- TASK PROMPT
The data below is to be repeated in full, exactly as given.

__________________________________________________

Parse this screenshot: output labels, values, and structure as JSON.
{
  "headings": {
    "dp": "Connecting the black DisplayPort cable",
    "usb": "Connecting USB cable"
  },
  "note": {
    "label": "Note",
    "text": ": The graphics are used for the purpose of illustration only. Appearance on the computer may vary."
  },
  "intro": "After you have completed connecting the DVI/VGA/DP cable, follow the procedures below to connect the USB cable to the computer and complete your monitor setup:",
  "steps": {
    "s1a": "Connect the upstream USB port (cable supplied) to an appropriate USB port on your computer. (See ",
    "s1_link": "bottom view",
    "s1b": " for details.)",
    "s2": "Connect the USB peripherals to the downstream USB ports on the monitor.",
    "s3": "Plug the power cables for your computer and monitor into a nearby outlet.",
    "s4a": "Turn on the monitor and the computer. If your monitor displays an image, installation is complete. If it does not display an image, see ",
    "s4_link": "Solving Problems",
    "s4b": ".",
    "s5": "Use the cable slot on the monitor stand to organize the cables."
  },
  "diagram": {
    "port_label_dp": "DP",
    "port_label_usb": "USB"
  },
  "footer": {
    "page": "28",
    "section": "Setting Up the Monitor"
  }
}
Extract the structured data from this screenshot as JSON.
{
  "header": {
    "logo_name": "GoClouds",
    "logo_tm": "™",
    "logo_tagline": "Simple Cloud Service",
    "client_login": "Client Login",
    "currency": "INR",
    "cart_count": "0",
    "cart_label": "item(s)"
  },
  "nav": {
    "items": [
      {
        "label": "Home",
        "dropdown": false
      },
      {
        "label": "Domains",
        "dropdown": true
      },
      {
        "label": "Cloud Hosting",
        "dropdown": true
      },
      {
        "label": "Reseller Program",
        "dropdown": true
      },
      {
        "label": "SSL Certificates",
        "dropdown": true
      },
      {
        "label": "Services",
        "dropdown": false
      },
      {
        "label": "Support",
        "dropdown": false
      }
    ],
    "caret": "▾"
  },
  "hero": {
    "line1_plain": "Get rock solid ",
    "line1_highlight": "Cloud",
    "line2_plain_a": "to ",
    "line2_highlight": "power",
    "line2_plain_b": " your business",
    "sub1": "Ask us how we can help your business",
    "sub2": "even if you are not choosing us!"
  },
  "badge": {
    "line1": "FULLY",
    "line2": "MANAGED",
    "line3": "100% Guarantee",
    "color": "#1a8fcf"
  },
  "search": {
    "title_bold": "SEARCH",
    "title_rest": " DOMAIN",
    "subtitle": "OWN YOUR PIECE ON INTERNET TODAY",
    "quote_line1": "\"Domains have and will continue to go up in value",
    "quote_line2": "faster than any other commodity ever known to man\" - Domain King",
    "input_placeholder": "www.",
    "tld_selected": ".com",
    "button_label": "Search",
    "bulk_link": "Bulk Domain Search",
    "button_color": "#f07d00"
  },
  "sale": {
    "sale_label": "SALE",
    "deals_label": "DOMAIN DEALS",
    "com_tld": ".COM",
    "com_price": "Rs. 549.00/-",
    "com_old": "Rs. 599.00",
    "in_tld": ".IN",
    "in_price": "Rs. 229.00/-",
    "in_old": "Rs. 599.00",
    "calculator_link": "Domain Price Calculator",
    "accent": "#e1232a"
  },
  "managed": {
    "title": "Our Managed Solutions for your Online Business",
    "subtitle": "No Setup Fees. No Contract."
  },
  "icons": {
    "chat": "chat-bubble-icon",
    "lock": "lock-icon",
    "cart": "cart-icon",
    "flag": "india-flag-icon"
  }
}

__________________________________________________

- FINAL ANSWER
Parse this screenshot: output labels, values, and structure as JSON.
{
  "headings": {
    "dp": "Connecting the black DisplayPort cable",
    "usb": "Connecting USB cable"
  },
  "note": {
    "label": "Note",
    "text": ": The graphics are used for the purpose of illustration only. Appearance on the computer may vary."
  },
  "intro": "After you have completed connecting the DVI/VGA/DP cable, follow the procedures below to connect the USB cable to the computer and complete your monitor setup:",
  "steps": {
    "s1a": "Connect the upstream USB port (cable supplied) to an appropriate USB port on your computer. (See ",
    "s1_link": "bottom view",
    "s1b": " for details.)",
    "s2": "Connect the USB peripherals to the downstream USB ports on the monitor.",
    "s3": "Plug the power cables for your computer and monitor into a nearby outlet.",
    "s4a": "Turn on the monitor and the computer. If your monitor displays an image, installation is complete. If it does not display an image, see ",
    "s4_link": "Solving Problems",
    "s4b": ".",
    "s5": "Use the cable slot on the monitor stand to organize the cables."
  },
  "diagram": {
    "port_label_dp": "DP",
    "port_label_usb": "USB"
  },
  "footer": {
    "page": "28",
    "section": "Setting Up the Monitor"
  }
}
Extract the structured data from this screenshot as JSON.
{
  "header": {
    "logo_name": "GoClouds",
    "logo_tm": "™",
    "logo_tagline": "Simple Cloud Service",
    "client_login": "Client Login",
    "currency": "INR",
    "cart_count": "0",
    "cart_label": "item(s)"
  },
  "nav": {
    "items": [
      {
        "label": "Home",
        "dropdown": false
      },
      {
        "label": "Domains",
        "dropdown": true
      },
      {
        "label": "Cloud Hosting",
        "dropdown": true
      },
      {
        "label": "Reseller Program",
        "dropdown": true
      },
      {
        "label": "SSL Certificates",
        "dropdown": true
      },
      {
        "label": "Services",
        "dropdown": false
      },
      {
        "label": "Support",
        "dropdown": false
      }
    ],
    "caret": "▾"
  },
  "hero": {
    "line1_plain": "Get rock solid ",
    "line1_highlight": "Cloud",
    "line2_plain_a": "to ",
    "line2_highlight": "power",
    "line2_plain_b": " your business",
    "sub1": "Ask us how we can help your business",
    "sub2": "even if you are not choosing us!"
  },
  "badge": {
    "line1": "FULLY",
    "line2": "MANAGED",
    "line3": "100% Guarantee",
    "color": "#1a8fcf"
  },
  "search": {
    "title_bold": "SEARCH",
    "title_rest": " DOMAIN",
    "subtitle": "OWN YOUR PIECE ON INTERNET TODAY",
    "quote_line1": "\"Domains have and will continue to go up in value",
    "quote_line2": "faster than any other commodity ever known to man\" - Domain King",
    "input_placeholder": "www.",
    "tld_selected": ".com",
    "button_label": "Search",
    "bulk_link": "Bulk Domain Search",
    "button_color": "#f07d00"
  },
  "sale": {
    "sale_label": "SALE",
    "deals_label": "DOMAIN DEALS",
    "com_tld": ".COM",
    "com_price": "Rs. 549.00/-",
    "com_old": "Rs. 599.00",
    "in_tld": ".IN",
    "in_price": "Rs. 229.00/-",
    "in_old": "Rs. 599.00",
    "calculator_link": "Domain Price Calculator",
    "accent": "#e1232a"
  },
  "managed": {
    "title": "Our Managed Solutions for your Online Business",
    "subtitle": "No Setup Fees. No Contract."
  },
  "icons": {
    "chat": "chat-bubble-icon",
    "lock": "lock-icon",
    "cart": "cart-icon",
    "flag": "india-flag-icon"
  }
}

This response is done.